- _How to complete this task_:
Your reproduction of the entries should be exact and should contain no pictures.

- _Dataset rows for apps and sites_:
*** Begin section ***

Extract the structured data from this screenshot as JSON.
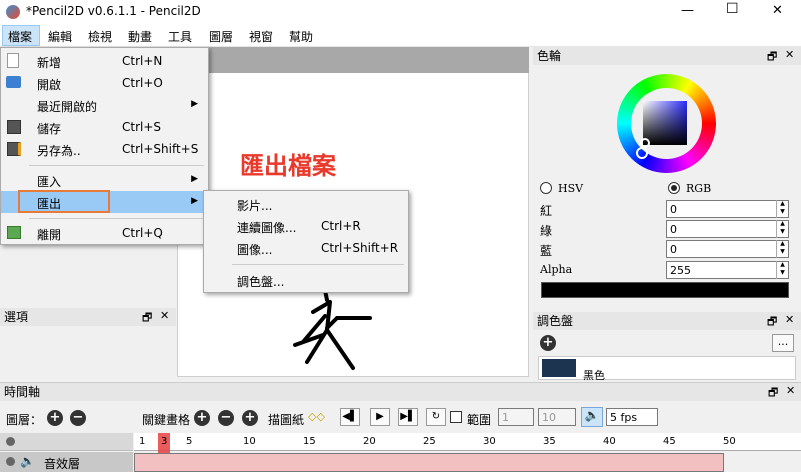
{
  "window": {
    "title": "*Pencil2D v0.6.1.1 - Pencil2D",
    "min": "—",
    "max": "☐",
    "close": "✕"
  },
  "menubar": [
    "檔案",
    "編輯",
    "檢視",
    "動畫",
    "工具",
    "圖層",
    "視窗",
    "幫助"
  ],
  "file_menu": [
    {
      "label": "新增",
      "shortcut": "Ctrl+N"
    },
    {
      "label": "開啟",
      "shortcut": "Ctrl+O"
    },
    {
      "label": "最近開啟的",
      "shortcut": ""
    },
    {
      "label": "儲存",
      "shortcut": "Ctrl+S"
    },
    {
      "label": "另存為..",
      "shortcut": "Ctrl+Shift+S"
    },
    {
      "label": "匯入",
      "shortcut": ""
    },
    {
      "label": "匯出",
      "shortcut": ""
    },
    {
      "label": "離開",
      "shortcut": "Ctrl+Q"
    }
  ],
  "export_submenu": [
    {
      "label": "影片...",
      "shortcut": ""
    },
    {
      "label": "連續圖像...",
      "shortcut": "Ctrl+R"
    },
    {
      "label": "圖像...",
      "shortcut": "Ctrl+Shift+R"
    },
    {
      "label": "調色盤...",
      "shortcut": ""
    }
  ],
  "annotation": "匯出檔案",
  "options_panel": {
    "title": "選項"
  },
  "color_wheel": {
    "title": "色輪",
    "hsv_label": "HSV",
    "rgb_label": "RGB",
    "mode": "RGB",
    "red_label": "紅",
    "red": "0",
    "green_label": "綠",
    "green": "0",
    "blue_label": "藍",
    "blue": "0",
    "alpha_label": "Alpha",
    "alpha": "255",
    "current_color": "#000000"
  },
  "palette": {
    "title": "調色盤",
    "add": "+",
    "more": "...",
    "first_color_name": "黑色",
    "first_color": "#1d3450"
  },
  "timeline": {
    "title": "時間軸",
    "layers_label": "圖層：",
    "keyframe_label": "關鍵畫格",
    "onion_label": "描圖紙",
    "range_label": "範圍",
    "range_start": "1",
    "range_end": "10",
    "fps": "5 fps",
    "sound_layer": "音效層",
    "current_frame": 3,
    "ruler": [
      "1",
      "3",
      "5",
      "10",
      "15",
      "20",
      "25",
      "30",
      "35",
      "40",
      "45",
      "50"
    ]
  },
  "colors": {
    "highlight": "#99c9f5",
    "annotation_red": "#e8392b",
    "marker_red": "#e84040",
    "menu_outline": "#e87a3a"
  }
}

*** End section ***

- _Result of the exercise_:
Extract the structured data from this screenshot as JSON.
{
  "window": {
    "title": "*Pencil2D v0.6.1.1 - Pencil2D",
    "min": "—",
    "max": "☐",
    "close": "✕"
  },
  "menubar": [
    "檔案",
    "編輯",
    "檢視",
    "動畫",
    "工具",
    "圖層",
    "視窗",
    "幫助"
  ],
  "file_menu": [
    {
      "label": "新增",
      "shortcut": "Ctrl+N"
    },
    {
      "label": "開啟",
      "shortcut": "Ctrl+O"
    },
    {
      "label": "最近開啟的",
      "shortcut": ""
    },
    {
      "label": "儲存",
      "shortcut": "Ctrl+S"
    },
    {
      "label": "另存為..",
      "shortcut": "Ctrl+Shift+S"
    },
    {
      "label": "匯入",
      "shortcut": ""
    },
    {
      "label": "匯出",
      "shortcut": ""
    },
    {
      "label": "離開",
      "shortcut": "Ctrl+Q"
    }
  ],
  "export_submenu": [
    {
      "label": "影片...",
      "shortcut": ""
    },
    {
      "label": "連續圖像...",
      "shortcut": "Ctrl+R"
    },
    {
      "label": "圖像...",
      "shortcut": "Ctrl+Shift+R"
    },
    {
      "label": "調色盤...",
      "shortcut": ""
    }
  ],
  "annotation": "匯出檔案",
  "options_panel": {
    "title": "選項"
  },
  "color_wheel": {
    "title": "色輪",
    "hsv_label": "HSV",
    "rgb_label": "RGB",
    "mode": "RGB",
    "red_label": "紅",
    "red": "0",
    "green_label": "綠",
    "green": "0",
    "blue_label": "藍",
    "blue": "0",
    "alpha_label": "Alpha",
    "alpha": "255",
    "current_color": "#000000"
  },
  "palette": {
    "title": "調色盤",
    "add": "+",
    "more": "...",
    "first_color_name": "黑色",
    "first_color": "#1d3450"
  },
  "timeline": {
    "title": "時間軸",
    "layers_label": "圖層：",
    "keyframe_label": "關鍵畫格",
    "onion_label": "描圖紙",
    "range_label": "範圍",
    "range_start": "1",
    "range_end": "10",
    "fps": "5 fps",
    "sound_layer": "音效層",
    "current_frame": 3,
    "ruler": [
      "1",
      "3",
      "5",
      "10",
      "15",
      "20",
      "25",
      "30",
      "35",
      "40",
      "45",
      "50"
    ]
  },
  "colors": {
    "highlight": "#99c9f5",
    "annotation_red": "#e8392b",
    "marker_red": "#e84040",
    "menu_outline": "#e87a3a"
  }
}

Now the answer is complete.